*WHAT THE TASK REQUIRES*.
Repeat every line of the following material exactly.

*RECORDS SHOWN*.

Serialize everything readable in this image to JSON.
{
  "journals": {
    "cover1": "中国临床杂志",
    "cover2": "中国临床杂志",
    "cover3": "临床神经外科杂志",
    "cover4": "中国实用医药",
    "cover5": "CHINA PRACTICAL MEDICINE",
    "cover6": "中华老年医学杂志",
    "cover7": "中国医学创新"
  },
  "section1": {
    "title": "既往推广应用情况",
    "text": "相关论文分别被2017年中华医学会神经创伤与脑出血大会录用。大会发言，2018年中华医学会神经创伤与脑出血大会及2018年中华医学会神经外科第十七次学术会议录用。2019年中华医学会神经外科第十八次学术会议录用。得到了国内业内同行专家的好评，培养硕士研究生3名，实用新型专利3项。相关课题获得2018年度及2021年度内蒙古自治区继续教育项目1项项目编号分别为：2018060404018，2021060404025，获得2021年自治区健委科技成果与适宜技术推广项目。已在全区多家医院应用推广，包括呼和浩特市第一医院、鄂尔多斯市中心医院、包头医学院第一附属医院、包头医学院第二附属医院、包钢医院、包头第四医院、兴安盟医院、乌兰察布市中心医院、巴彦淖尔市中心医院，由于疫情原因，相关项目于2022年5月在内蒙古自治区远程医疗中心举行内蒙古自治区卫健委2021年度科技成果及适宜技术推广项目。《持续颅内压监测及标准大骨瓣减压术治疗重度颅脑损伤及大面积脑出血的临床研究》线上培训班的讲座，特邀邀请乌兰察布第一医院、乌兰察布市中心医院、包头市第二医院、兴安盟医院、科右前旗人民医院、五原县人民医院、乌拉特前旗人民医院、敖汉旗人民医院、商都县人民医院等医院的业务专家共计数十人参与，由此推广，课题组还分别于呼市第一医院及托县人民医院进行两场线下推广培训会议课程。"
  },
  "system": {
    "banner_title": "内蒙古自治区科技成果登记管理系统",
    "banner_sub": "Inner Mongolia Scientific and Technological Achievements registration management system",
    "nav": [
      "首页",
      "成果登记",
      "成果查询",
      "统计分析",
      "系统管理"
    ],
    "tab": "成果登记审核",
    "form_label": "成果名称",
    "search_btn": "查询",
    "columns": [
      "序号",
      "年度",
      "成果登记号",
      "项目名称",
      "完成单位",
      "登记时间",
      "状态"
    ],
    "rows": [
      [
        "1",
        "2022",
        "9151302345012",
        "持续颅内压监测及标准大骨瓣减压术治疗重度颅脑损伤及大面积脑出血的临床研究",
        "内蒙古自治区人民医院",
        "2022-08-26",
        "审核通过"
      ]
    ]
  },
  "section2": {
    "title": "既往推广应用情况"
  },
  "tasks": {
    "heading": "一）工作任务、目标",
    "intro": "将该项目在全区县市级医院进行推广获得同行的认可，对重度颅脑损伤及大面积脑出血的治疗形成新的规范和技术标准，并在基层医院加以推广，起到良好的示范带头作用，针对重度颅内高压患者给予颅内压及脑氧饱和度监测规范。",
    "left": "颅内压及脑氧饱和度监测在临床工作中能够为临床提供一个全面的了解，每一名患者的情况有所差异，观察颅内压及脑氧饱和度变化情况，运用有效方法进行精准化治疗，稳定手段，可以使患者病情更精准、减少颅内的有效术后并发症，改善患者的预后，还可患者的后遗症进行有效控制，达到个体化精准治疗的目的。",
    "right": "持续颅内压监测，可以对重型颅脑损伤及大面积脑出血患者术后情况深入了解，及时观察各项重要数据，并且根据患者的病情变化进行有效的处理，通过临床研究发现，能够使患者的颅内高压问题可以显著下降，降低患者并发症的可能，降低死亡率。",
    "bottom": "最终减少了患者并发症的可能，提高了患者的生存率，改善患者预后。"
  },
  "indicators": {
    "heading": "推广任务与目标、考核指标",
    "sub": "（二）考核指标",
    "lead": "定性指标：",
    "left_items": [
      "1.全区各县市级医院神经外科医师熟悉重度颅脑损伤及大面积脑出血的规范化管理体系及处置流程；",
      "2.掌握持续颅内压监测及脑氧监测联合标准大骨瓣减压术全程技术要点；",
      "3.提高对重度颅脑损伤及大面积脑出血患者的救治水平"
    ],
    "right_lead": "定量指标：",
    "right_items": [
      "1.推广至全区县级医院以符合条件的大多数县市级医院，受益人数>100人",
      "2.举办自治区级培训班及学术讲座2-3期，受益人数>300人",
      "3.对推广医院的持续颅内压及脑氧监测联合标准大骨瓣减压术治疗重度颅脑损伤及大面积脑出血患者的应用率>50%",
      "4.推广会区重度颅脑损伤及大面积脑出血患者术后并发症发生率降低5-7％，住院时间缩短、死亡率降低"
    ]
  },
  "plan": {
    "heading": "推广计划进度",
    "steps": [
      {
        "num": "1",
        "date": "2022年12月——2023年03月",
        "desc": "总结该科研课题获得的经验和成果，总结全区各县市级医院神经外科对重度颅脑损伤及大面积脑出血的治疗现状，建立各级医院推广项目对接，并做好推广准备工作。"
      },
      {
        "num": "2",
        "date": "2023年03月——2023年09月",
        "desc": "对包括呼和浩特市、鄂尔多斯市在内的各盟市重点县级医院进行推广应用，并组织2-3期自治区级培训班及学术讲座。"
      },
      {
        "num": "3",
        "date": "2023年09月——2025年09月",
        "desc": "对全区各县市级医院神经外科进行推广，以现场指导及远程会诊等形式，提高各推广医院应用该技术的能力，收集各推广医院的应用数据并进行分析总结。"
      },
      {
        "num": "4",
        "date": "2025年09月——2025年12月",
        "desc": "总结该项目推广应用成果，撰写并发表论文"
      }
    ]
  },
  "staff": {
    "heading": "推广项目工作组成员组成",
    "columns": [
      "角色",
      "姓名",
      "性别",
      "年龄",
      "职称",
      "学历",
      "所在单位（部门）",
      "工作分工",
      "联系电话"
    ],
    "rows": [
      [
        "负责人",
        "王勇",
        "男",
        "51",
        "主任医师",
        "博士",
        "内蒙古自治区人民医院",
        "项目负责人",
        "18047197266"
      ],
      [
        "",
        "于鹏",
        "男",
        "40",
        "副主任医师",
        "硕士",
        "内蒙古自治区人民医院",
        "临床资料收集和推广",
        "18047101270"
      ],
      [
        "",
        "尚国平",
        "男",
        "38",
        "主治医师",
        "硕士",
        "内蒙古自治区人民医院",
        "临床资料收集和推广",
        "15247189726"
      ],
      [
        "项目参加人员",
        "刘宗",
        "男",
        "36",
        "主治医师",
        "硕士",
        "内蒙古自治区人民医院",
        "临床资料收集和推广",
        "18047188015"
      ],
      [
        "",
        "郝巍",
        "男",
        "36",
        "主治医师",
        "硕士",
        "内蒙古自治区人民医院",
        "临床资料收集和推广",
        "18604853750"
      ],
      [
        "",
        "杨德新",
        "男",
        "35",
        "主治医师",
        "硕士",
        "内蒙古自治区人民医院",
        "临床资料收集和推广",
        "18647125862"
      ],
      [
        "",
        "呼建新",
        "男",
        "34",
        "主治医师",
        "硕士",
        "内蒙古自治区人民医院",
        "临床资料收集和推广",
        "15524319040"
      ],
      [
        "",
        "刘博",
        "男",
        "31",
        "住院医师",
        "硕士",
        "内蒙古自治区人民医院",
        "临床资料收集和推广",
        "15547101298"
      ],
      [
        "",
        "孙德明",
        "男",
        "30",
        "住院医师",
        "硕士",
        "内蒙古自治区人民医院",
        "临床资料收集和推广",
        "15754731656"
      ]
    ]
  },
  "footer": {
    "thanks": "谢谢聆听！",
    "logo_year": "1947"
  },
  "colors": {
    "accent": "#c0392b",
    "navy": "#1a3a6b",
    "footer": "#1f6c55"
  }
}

*TASK RESPONSE*.
Serialize everything readable in this image to JSON.
{
  "journals": {
    "cover1": "中国临床杂志",
    "cover2": "中国临床杂志",
    "cover3": "临床神经外科杂志",
    "cover4": "中国实用医药",
    "cover5": "CHINA PRACTICAL MEDICINE",
    "cover6": "中华老年医学杂志",
    "cover7": "中国医学创新"
  },
  "section1": {
    "title": "既往推广应用情况",
    "text": "相关论文分别被2017年中华医学会神经创伤与脑出血大会录用。大会发言，2018年中华医学会神经创伤与脑出血大会及2018年中华医学会神经外科第十七次学术会议录用。2019年中华医学会神经外科第十八次学术会议录用。得到了国内业内同行专家的好评，培养硕士研究生3名，实用新型专利3项。相关课题获得2018年度及2021年度内蒙古自治区继续教育项目1项项目编号分别为：2018060404018，2021060404025，获得2021年自治区健委科技成果与适宜技术推广项目。已在全区多家医院应用推广，包括呼和浩特市第一医院、鄂尔多斯市中心医院、包头医学院第一附属医院、包头医学院第二附属医院、包钢医院、包头第四医院、兴安盟医院、乌兰察布市中心医院、巴彦淖尔市中心医院，由于疫情原因，相关项目于2022年5月在内蒙古自治区远程医疗中心举行内蒙古自治区卫健委2021年度科技成果及适宜技术推广项目。《持续颅内压监测及标准大骨瓣减压术治疗重度颅脑损伤及大面积脑出血的临床研究》线上培训班的讲座，特邀邀请乌兰察布第一医院、乌兰察布市中心医院、包头市第二医院、兴安盟医院、科右前旗人民医院、五原县人民医院、乌拉特前旗人民医院、敖汉旗人民医院、商都县人民医院等医院的业务专家共计数十人参与，由此推广，课题组还分别于呼市第一医院及托县人民医院进行两场线下推广培训会议课程。"
  },
  "system": {
    "banner_title": "内蒙古自治区科技成果登记管理系统",
    "banner_sub": "Inner Mongolia Scientific and Technological Achievements registration management system",
    "nav": [
      "首页",
      "成果登记",
      "成果查询",
      "统计分析",
      "系统管理"
    ],
    "tab": "成果登记审核",
    "form_label": "成果名称",
    "search_btn": "查询",
    "columns": [
      "序号",
      "年度",
      "成果登记号",
      "项目名称",
      "完成单位",
      "登记时间",
      "状态"
    ],
    "rows": [
      [
        "1",
        "2022",
        "9151302345012",
        "持续颅内压监测及标准大骨瓣减压术治疗重度颅脑损伤及大面积脑出血的临床研究",
        "内蒙古自治区人民医院",
        "2022-08-26",
        "审核通过"
      ]
    ]
  },
  "section2": {
    "title": "既往推广应用情况"
  },
  "tasks": {
    "heading": "一）工作任务、目标",
    "intro": "将该项目在全区县市级医院进行推广获得同行的认可，对重度颅脑损伤及大面积脑出血的治疗形成新的规范和技术标准，并在基层医院加以推广，起到良好的示范带头作用，针对重度颅内高压患者给予颅内压及脑氧饱和度监测规范。",
    "left": "颅内压及脑氧饱和度监测在临床工作中能够为临床提供一个全面的了解，每一名患者的情况有所差异，观察颅内压及脑氧饱和度变化情况，运用有效方法进行精准化治疗，稳定手段，可以使患者病情更精准、减少颅内的有效术后并发症，改善患者的预后，还可患者的后遗症进行有效控制，达到个体化精准治疗的目的。",
    "right": "持续颅内压监测，可以对重型颅脑损伤及大面积脑出血患者术后情况深入了解，及时观察各项重要数据，并且根据患者的病情变化进行有效的处理，通过临床研究发现，能够使患者的颅内高压问题可以显著下降，降低患者并发症的可能，降低死亡率。",
    "bottom": "最终减少了患者并发症的可能，提高了患者的生存率，改善患者预后。"
  },
  "indicators": {
    "heading": "推广任务与目标、考核指标",
    "sub": "（二）考核指标",
    "lead": "定性指标：",
    "left_items": [
      "1.全区各县市级医院神经外科医师熟悉重度颅脑损伤及大面积脑出血的规范化管理体系及处置流程；",
      "2.掌握持续颅内压监测及脑氧监测联合标准大骨瓣减压术全程技术要点；",
      "3.提高对重度颅脑损伤及大面积脑出血患者的救治水平"
    ],
    "right_lead": "定量指标：",
    "right_items": [
      "1.推广至全区县级医院以符合条件的大多数县市级医院，受益人数>100人",
      "2.举办自治区级培训班及学术讲座2-3期，受益人数>300人",
      "3.对推广医院的持续颅内压及脑氧监测联合标准大骨瓣减压术治疗重度颅脑损伤及大面积脑出血患者的应用率>50%",
      "4.推广会区重度颅脑损伤及大面积脑出血患者术后并发症发生率降低5-7％，住院时间缩短、死亡率降低"
    ]
  },
  "plan": {
    "heading": "推广计划进度",
    "steps": [
      {
        "num": "1",
        "date": "2022年12月——2023年03月",
        "desc": "总结该科研课题获得的经验和成果，总结全区各县市级医院神经外科对重度颅脑损伤及大面积脑出血的治疗现状，建立各级医院推广项目对接，并做好推广准备工作。"
      },
      {
        "num": "2",
        "date": "2023年03月——2023年09月",
        "desc": "对包括呼和浩特市、鄂尔多斯市在内的各盟市重点县级医院进行推广应用，并组织2-3期自治区级培训班及学术讲座。"
      },
      {
        "num": "3",
        "date": "2023年09月——2025年09月",
        "desc": "对全区各县市级医院神经外科进行推广，以现场指导及远程会诊等形式，提高各推广医院应用该技术的能力，收集各推广医院的应用数据并进行分析总结。"
      },
      {
        "num": "4",
        "date": "2025年09月——2025年12月",
        "desc": "总结该项目推广应用成果，撰写并发表论文"
      }
    ]
  },
  "staff": {
    "heading": "推广项目工作组成员组成",
    "columns": [
      "角色",
      "姓名",
      "性别",
      "年龄",
      "职称",
      "学历",
      "所在单位（部门）",
      "工作分工",
      "联系电话"
    ],
    "rows": [
      [
        "负责人",
        "王勇",
        "男",
        "51",
        "主任医师",
        "博士",
        "内蒙古自治区人民医院",
        "项目负责人",
        "18047197266"
      ],
      [
        "",
        "于鹏",
        "男",
        "40",
        "副主任医师",
        "硕士",
        "内蒙古自治区人民医院",
        "临床资料收集和推广",
        "18047101270"
      ],
      [
        "",
        "尚国平",
        "男",
        "38",
        "主治医师",
        "硕士",
        "内蒙古自治区人民医院",
        "临床资料收集和推广",
        "15247189726"
      ],
      [
        "项目参加人员",
        "刘宗",
        "男",
        "36",
        "主治医师",
        "硕士",
        "内蒙古自治区人民医院",
        "临床资料收集和推广",
        "18047188015"
      ],
      [
        "",
        "郝巍",
        "男",
        "36",
        "主治医师",
        "硕士",
        "内蒙古自治区人民医院",
        "临床资料收集和推广",
        "18604853750"
      ],
      [
        "",
        "杨德新",
        "男",
        "35",
        "主治医师",
        "硕士",
        "内蒙古自治区人民医院",
        "临床资料收集和推广",
        "18647125862"
      ],
      [
        "",
        "呼建新",
        "男",
        "34",
        "主治医师",
        "硕士",
        "内蒙古自治区人民医院",
        "临床资料收集和推广",
        "15524319040"
      ],
      [
        "",
        "刘博",
        "男",
        "31",
        "住院医师",
        "硕士",
        "内蒙古自治区人民医院",
        "临床资料收集和推广",
        "15547101298"
      ],
      [
        "",
        "孙德明",
        "男",
        "30",
        "住院医师",
        "硕士",
        "内蒙古自治区人民医院",
        "临床资料收集和推广",
        "15754731656"
      ]
    ]
  },
  "footer": {
    "thanks": "谢谢聆听！",
    "logo_year": "1947"
  },
  "colors": {
    "accent": "#c0392b",
    "navy": "#1a3a6b",
    "footer": "#1f6c55"
  }
}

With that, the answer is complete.